Things You'll Need
Cotton ball or rag
Baby, mineral, vegetable or olive oil
WD-40 or lighter fluid
Hand lotion, nail polish remover, petroleum jelly or toothpaste
Margarine, mayonnaise or peanut butter
It's a small but persistent exasperation: finding adhesive residue on glass. Whether it's on a mirror, drinking glass or picture frame, you're not alone in wondering why manufacturers and retailers affix a sticker or label to an object you want to view with no obstructions. Depending on the type of residue you're trying to remove, you might have to try several methods. But since glass isn't porous, your exasperation should be short-lived.
Scrape off the adhesive residue with a utility knife. This tool will not scratch the surface of the glass.

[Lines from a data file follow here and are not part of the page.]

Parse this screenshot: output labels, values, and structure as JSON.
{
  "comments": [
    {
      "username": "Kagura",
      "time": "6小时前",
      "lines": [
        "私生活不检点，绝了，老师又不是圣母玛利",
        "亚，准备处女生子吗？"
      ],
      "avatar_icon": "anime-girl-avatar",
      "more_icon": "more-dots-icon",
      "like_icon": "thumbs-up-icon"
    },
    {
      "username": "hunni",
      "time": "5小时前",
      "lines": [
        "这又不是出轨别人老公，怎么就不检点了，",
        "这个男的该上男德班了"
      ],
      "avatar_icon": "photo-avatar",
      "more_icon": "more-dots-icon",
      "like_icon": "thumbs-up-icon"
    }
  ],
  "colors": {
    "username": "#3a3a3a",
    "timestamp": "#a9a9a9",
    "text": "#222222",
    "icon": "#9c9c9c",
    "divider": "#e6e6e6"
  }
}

Soak the glass in warm water. If the piece of glass is flat, spray the glass with warm water until the water puddles. Wait a few minutes until the water cools and then peel off the residue with your fingers or a utility knife.
Spray the glass with white vinegar if the previous method didn't work. Or make a light paste of baking soda and water. Let either solution soak into the adhesive for several minutes and then peel away the adhesive. White vinegar and baking soda carry the extra benefit of being superb cleaners.

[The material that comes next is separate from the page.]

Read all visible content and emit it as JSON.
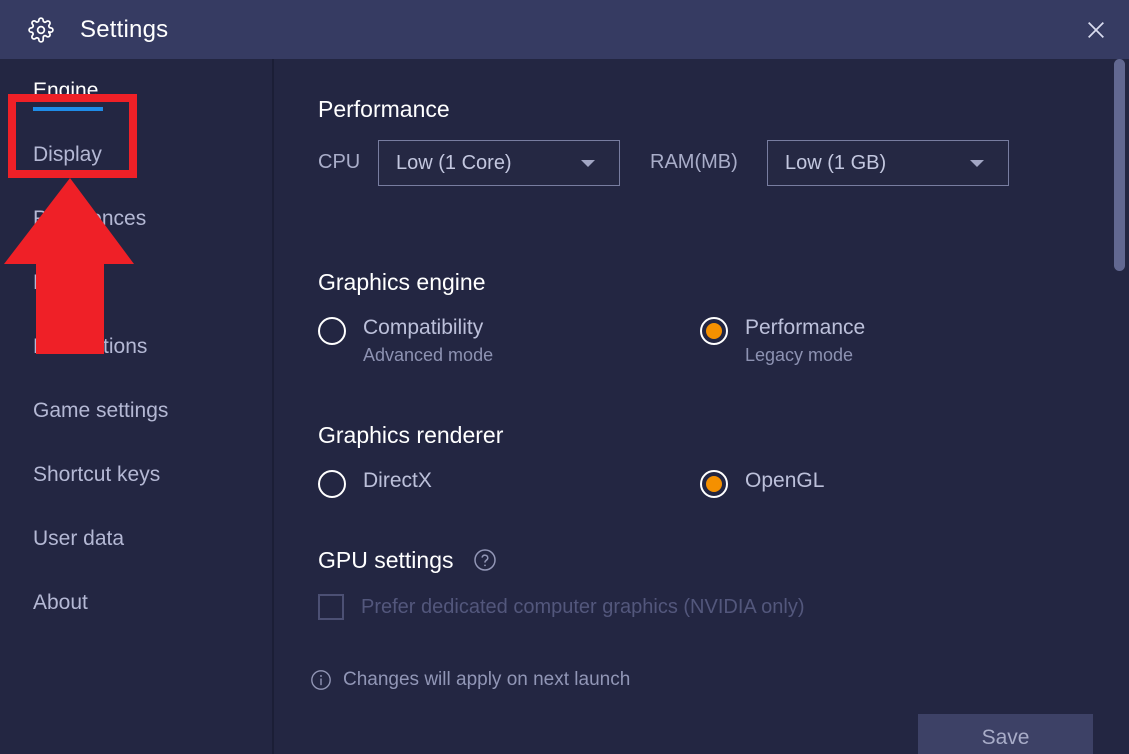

Reach for an oily product to release any remaining adhesive residue. Soak a cotton ball or a rag with baby, mineral, vegetable or olive oil; or try WD-40 or lighter fluid. Stubborn adhesives may have to be soaked in these oils for several hours or overnight, but they should eventually dissolve the adhesive.

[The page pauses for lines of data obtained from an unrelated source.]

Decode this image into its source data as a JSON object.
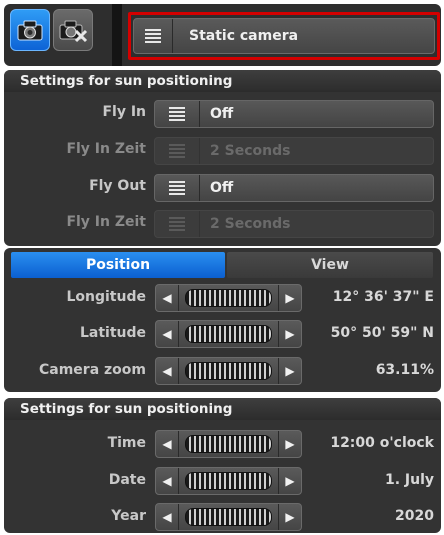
{
  "toolbar": {
    "camera_mode": "Static camera",
    "camera_icon": "camera-icon",
    "no_camera_icon": "camera-off-icon"
  },
  "fly_panel": {
    "title": "Settings for sun positioning",
    "rows": [
      {
        "label": "Fly In",
        "value": "Off",
        "enabled": true
      },
      {
        "label": "Fly In Zeit",
        "value": "2 Seconds",
        "enabled": false
      },
      {
        "label": "Fly Out",
        "value": "Off",
        "enabled": true
      },
      {
        "label": "Fly In Zeit",
        "value": "2 Seconds",
        "enabled": false
      }
    ]
  },
  "tabs": {
    "position": "Position",
    "view": "View",
    "active": "Position"
  },
  "position_panel": {
    "rows": [
      {
        "label": "Longitude",
        "value": "12° 36' 37\" E"
      },
      {
        "label": "Latitude",
        "value": "50° 50' 59\" N"
      },
      {
        "label": "Camera zoom",
        "value": "63.11%"
      }
    ]
  },
  "sun_panel": {
    "title": "Settings for sun positioning",
    "rows": [
      {
        "label": "Time",
        "value": "12:00 o'clock"
      },
      {
        "label": "Date",
        "value": "1. July"
      },
      {
        "label": "Year",
        "value": "2020"
      }
    ]
  },
  "colors": {
    "accent": "#0b6fe0",
    "highlight_border": "#d40000",
    "panel_bg": "#333333"
  }
}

Grab a product from your bathroom cabinet or kitchen pantry and rub it into the adhesive residue, if you don't have any other removal products on hand. Try hand lotion, nail polish remover, petroleum jelly or toothpaste; or try margarine, mayonnaise or peanut butter. Clean any residual mess from the glass, then wipe with a dry cloth.
With education, health care and small business marketing as her core interests, M.T. Wroblewski has penned pieces for Woman's Day, Family Circle, Ladies Home Journal and many newspapers and magazines. She holds a master's degree in journalism from Northern Illinois University.